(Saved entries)
+===+
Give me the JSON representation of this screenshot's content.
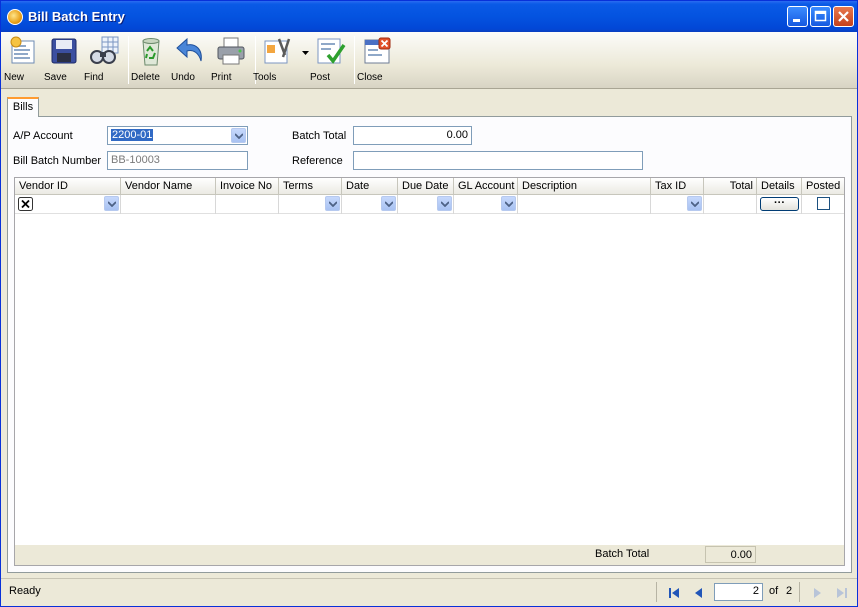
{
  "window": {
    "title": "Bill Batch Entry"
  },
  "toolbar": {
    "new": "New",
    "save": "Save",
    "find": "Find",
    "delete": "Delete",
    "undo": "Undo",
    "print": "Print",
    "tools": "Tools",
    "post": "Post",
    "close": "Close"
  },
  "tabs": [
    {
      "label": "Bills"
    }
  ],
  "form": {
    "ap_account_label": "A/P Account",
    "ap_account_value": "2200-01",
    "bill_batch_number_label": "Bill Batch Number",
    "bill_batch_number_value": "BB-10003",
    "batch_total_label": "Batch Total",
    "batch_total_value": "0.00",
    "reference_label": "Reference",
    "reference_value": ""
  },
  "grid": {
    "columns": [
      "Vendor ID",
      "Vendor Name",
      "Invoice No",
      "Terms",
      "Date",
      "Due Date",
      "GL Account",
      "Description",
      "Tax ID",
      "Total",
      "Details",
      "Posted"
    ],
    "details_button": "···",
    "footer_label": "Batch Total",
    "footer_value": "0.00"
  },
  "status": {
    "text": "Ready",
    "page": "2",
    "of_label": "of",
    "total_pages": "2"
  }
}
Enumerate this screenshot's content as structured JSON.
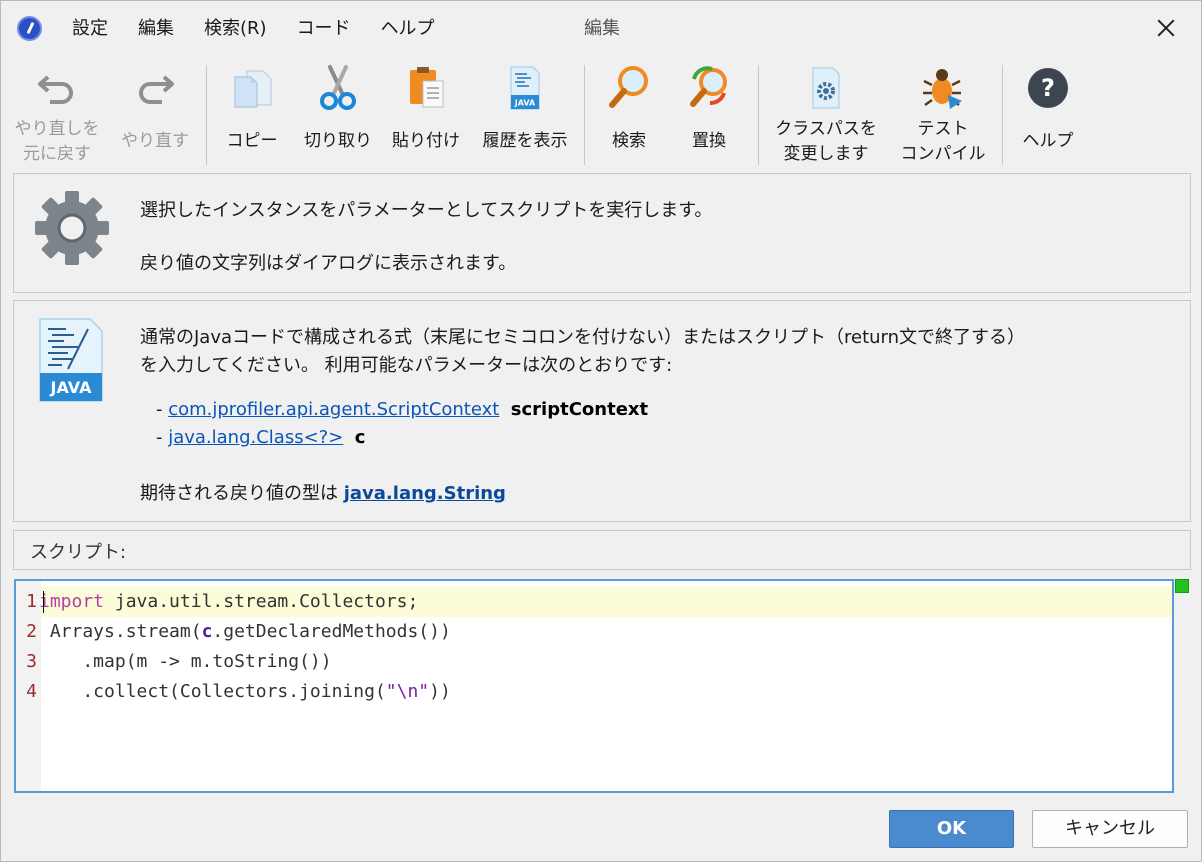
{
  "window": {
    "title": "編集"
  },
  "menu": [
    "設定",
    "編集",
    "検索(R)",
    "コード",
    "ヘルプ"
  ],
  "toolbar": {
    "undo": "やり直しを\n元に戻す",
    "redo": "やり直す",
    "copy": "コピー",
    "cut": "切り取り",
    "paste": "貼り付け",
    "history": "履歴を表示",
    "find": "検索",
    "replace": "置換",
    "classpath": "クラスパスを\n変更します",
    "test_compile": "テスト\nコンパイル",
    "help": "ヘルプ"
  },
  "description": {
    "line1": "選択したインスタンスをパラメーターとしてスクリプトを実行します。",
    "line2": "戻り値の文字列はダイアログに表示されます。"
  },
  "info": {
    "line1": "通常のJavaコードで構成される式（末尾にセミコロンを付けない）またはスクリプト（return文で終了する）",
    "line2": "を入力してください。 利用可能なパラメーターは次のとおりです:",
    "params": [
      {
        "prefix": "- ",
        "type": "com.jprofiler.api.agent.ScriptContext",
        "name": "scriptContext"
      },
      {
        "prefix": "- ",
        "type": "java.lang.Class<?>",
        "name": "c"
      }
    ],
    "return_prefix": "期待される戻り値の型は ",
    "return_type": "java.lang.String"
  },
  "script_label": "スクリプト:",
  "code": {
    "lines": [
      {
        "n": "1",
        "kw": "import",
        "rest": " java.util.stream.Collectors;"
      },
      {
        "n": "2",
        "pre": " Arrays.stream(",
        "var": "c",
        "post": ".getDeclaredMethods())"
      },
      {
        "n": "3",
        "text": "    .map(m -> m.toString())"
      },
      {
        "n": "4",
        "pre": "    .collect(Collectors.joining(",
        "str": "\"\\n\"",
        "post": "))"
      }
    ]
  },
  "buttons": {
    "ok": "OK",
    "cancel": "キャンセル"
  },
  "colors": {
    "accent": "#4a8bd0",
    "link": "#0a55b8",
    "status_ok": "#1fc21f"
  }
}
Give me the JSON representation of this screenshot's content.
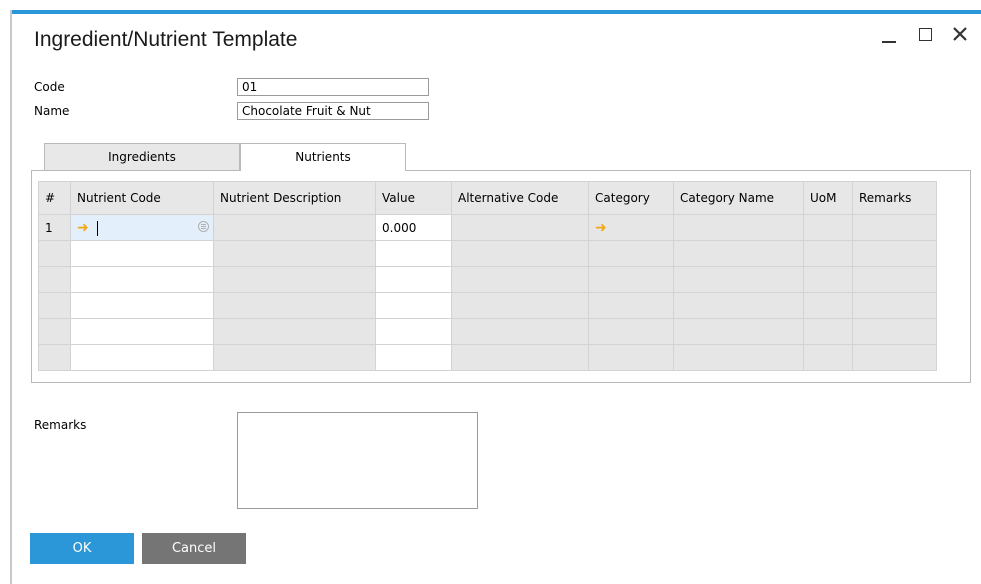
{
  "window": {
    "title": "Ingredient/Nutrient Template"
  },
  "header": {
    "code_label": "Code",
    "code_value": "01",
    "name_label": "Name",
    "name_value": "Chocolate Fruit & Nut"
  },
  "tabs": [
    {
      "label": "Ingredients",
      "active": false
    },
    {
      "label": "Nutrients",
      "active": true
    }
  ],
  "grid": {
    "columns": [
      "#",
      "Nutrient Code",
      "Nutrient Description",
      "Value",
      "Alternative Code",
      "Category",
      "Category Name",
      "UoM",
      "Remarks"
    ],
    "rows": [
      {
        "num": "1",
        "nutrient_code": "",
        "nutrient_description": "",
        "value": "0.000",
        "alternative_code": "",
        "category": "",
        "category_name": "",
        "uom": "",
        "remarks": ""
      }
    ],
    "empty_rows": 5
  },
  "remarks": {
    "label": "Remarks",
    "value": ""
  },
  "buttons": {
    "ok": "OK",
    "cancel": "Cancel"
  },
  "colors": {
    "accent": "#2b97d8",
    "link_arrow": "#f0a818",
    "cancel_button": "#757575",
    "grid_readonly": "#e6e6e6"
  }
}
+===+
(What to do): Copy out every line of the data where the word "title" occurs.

(Task result):
    "title": "Bill Batch Entry"
    "title": "編集"
    "title": "Ingredient/Nutrient Template"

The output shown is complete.